These deadly spear tips were all found in inhospitable Arctic areas of Yakutia, two made by Stone Age man from the tusks of woolly mammoths, the other hewn from the horn of a long-gone hairy Siberian rhinoceros.Of the three, special interest currently surrounds the front end of a lance or javelin dating back 10,000 to 12,000 years, says Dr Semyon Grigoryev, Director of the Lazarev Mammoth Museum at Northeastern Federal University.It is also 'the world's northernmost discovery of a Paleolithic tool'.Indeed, it proved paleolithic man hunted hundreds of kilometres further north than previously understood.'Then it managed to escape, with the broken spear inside, and died somewhere.' He made clear: 'We are now undertaking radiocarbon dating for the spear tip and for the bones of mammoth.'If the dates are close, we can propose they are indeed related.' The length of the slim prehistoric spear tip is 36.5 centimetres, but it was originally longer.

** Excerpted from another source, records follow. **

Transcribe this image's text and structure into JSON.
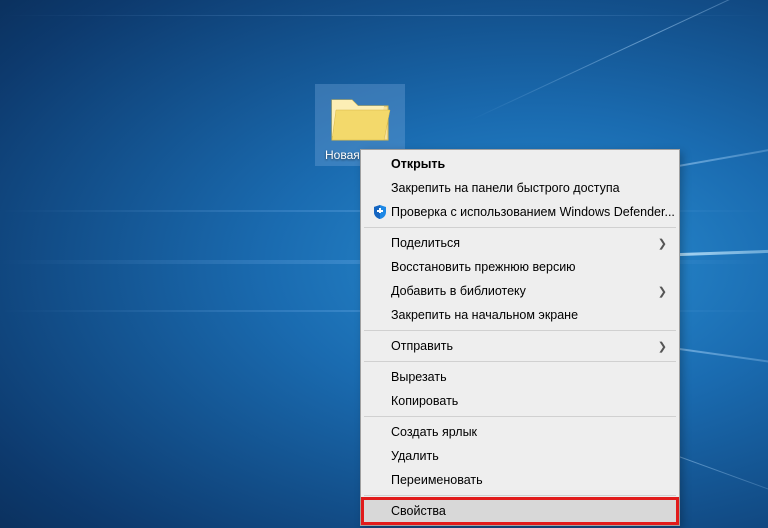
{
  "desktop": {
    "folder_label": "Новая папка"
  },
  "context_menu": {
    "open": "Открыть",
    "pin_quick_access": "Закрепить на панели быстрого доступа",
    "defender_scan": "Проверка с использованием Windows Defender...",
    "share": "Поделиться",
    "restore_previous": "Восстановить прежнюю версию",
    "add_to_library": "Добавить в библиотеку",
    "pin_start": "Закрепить на начальном экране",
    "send_to": "Отправить",
    "cut": "Вырезать",
    "copy": "Копировать",
    "create_shortcut": "Создать ярлык",
    "delete": "Удалить",
    "rename": "Переименовать",
    "properties": "Свойства"
  }
}
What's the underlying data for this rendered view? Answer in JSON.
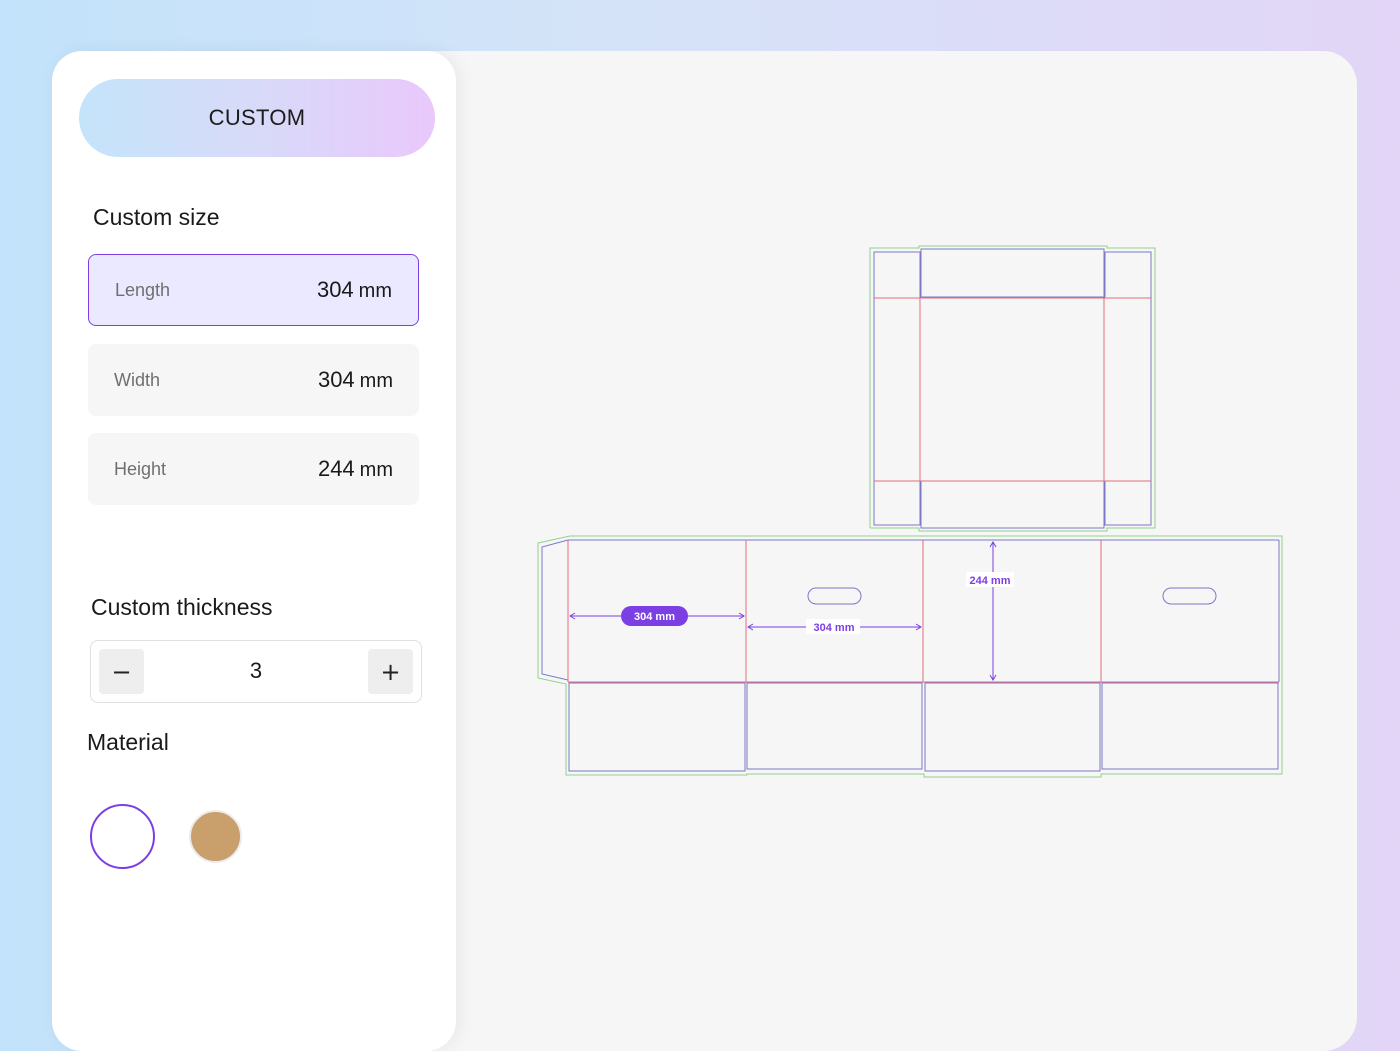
{
  "panel": {
    "mode_label": "CUSTOM",
    "size_title": "Custom size",
    "fields": [
      {
        "label": "Length",
        "value": "304",
        "unit": "mm"
      },
      {
        "label": "Width",
        "value": "304",
        "unit": "mm"
      },
      {
        "label": "Height",
        "value": "244",
        "unit": "mm"
      }
    ],
    "thickness_title": "Custom thickness",
    "thickness": {
      "value": "3",
      "minus_label": "−",
      "plus_label": "+"
    },
    "material_title": "Material",
    "materials": [
      {
        "name": "white",
        "color": "#ffffff",
        "selected": true
      },
      {
        "name": "kraft",
        "color": "#c9a06b",
        "selected": false
      }
    ]
  },
  "dieline": {
    "length_label": "304 mm",
    "width_label": "304 mm",
    "height_label": "244 mm",
    "colors": {
      "cut": "#7d78c8",
      "fold": "#e26e7e",
      "bleed": "#8ed38a",
      "dimension": "#7b3fe4"
    }
  }
}
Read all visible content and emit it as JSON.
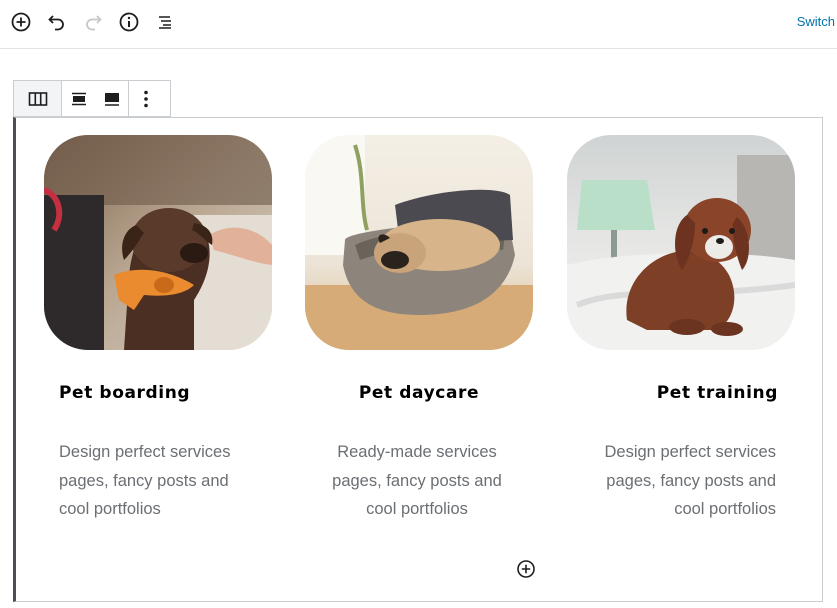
{
  "toolbar": {
    "icons": [
      "add-block-icon",
      "undo-icon",
      "redo-icon",
      "info-icon",
      "outline-icon"
    ],
    "switch_label": "Switch"
  },
  "block_toolbar": {
    "icons": [
      "columns-icon",
      "align-center-icon",
      "align-wide-icon",
      "more-options-icon"
    ]
  },
  "columns": [
    {
      "title": "Pet boarding",
      "desc": [
        "Design perfect services",
        "pages, fancy posts and",
        "cool portfolios"
      ],
      "align": "left",
      "image": "dog-with-orange-bow-photo"
    },
    {
      "title": "Pet daycare",
      "desc": [
        "Ready-made services",
        "pages, fancy posts and",
        "cool portfolios"
      ],
      "align": "center",
      "image": "pug-in-basket-photo"
    },
    {
      "title": "Pet training",
      "desc": [
        "Design perfect services",
        "pages, fancy posts and",
        "cool portfolios"
      ],
      "align": "right",
      "image": "puppy-on-bed-photo"
    }
  ],
  "colors": {
    "accent": "#0073aa",
    "text": "#000000",
    "muted": "#6b6f73"
  }
}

'The tip width gradually expands in the middle the blade and decreases towards the neck, which is a narrowed flat petiole.In each episode, two new men and women will strip down for a shot at igniting a spark with our primary daters.At the end of each episode, the daters will each pick the one person they connected with the best to be their keeper and stay on the island.As sexy new daters arrive every week, vying for those coveted "keeper" spots, connections will be tested and relationships will develop.However, in the end, only one can win each of their hearts.Our story on its discovery is here: 13,300 year old spear made of woolly rhinoceros horn found on Arctic island.